Lines in which "title" appears should be pulled from the data below.
-.-.-
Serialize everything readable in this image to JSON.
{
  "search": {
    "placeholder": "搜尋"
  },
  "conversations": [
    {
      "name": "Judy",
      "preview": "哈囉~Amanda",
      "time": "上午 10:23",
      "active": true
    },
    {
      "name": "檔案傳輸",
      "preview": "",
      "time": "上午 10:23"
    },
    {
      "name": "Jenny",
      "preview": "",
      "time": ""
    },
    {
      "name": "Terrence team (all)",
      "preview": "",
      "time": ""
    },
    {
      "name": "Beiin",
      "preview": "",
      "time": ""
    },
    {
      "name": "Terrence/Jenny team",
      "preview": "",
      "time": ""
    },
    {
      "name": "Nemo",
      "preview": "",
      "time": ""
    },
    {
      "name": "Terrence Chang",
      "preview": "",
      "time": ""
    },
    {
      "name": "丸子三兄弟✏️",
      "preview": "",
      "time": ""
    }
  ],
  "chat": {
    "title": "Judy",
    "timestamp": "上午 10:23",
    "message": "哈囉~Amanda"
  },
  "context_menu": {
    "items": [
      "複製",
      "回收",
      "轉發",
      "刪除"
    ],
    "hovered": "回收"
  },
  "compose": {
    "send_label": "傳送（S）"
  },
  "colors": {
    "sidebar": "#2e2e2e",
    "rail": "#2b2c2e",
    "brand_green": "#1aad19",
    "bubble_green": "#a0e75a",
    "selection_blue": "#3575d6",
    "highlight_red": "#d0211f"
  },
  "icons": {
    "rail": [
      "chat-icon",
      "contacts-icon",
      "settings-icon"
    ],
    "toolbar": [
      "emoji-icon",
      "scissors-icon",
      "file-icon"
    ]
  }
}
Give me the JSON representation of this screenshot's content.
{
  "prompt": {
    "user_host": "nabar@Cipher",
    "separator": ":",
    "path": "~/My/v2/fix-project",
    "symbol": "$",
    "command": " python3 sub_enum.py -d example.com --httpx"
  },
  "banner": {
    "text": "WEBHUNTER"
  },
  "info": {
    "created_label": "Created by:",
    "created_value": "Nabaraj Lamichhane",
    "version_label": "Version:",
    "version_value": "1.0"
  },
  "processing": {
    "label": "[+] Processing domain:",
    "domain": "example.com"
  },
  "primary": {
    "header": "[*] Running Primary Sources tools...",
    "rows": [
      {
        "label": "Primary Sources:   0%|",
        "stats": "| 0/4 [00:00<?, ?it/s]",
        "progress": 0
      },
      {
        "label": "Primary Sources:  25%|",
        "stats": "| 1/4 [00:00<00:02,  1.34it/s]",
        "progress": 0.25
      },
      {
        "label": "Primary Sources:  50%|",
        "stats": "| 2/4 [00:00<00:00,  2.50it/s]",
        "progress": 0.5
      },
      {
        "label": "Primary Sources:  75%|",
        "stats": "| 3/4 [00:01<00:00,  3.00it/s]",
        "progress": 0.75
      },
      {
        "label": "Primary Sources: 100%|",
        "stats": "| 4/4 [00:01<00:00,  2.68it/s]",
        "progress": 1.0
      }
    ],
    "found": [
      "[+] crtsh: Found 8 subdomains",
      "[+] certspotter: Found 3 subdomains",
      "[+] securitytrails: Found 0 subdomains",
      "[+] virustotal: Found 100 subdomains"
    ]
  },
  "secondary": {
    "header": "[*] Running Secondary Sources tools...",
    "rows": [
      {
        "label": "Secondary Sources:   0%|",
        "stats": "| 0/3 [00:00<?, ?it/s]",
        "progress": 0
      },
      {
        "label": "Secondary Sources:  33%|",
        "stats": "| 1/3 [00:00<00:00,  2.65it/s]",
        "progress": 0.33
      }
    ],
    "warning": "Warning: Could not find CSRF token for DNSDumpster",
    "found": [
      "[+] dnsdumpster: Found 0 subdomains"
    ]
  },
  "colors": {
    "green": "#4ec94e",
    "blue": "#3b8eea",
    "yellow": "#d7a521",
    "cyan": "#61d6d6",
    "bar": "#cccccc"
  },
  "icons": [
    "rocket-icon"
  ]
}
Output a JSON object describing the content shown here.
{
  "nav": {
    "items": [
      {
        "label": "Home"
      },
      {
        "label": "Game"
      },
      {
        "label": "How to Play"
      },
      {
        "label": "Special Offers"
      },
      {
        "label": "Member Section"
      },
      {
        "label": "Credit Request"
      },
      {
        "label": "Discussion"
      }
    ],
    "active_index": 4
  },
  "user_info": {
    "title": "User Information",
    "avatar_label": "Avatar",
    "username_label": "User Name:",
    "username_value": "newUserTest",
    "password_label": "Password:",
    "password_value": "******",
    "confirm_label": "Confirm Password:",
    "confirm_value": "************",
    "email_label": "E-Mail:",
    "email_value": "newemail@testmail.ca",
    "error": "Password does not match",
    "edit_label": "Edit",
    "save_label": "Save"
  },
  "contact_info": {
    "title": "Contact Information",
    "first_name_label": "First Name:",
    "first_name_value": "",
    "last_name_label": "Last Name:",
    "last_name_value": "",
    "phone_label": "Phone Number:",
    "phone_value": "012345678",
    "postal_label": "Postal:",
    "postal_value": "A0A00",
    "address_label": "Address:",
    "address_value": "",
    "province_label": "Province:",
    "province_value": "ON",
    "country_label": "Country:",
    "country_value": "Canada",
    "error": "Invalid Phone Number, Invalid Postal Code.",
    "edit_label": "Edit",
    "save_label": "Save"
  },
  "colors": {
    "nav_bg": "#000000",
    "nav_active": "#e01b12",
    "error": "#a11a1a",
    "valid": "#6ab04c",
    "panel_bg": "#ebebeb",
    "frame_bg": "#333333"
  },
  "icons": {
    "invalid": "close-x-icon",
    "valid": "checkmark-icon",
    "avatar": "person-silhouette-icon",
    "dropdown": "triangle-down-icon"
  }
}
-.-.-
= Written response =
    "title": "Judy",
    "title": "User Information",
    "title": "Contact Information",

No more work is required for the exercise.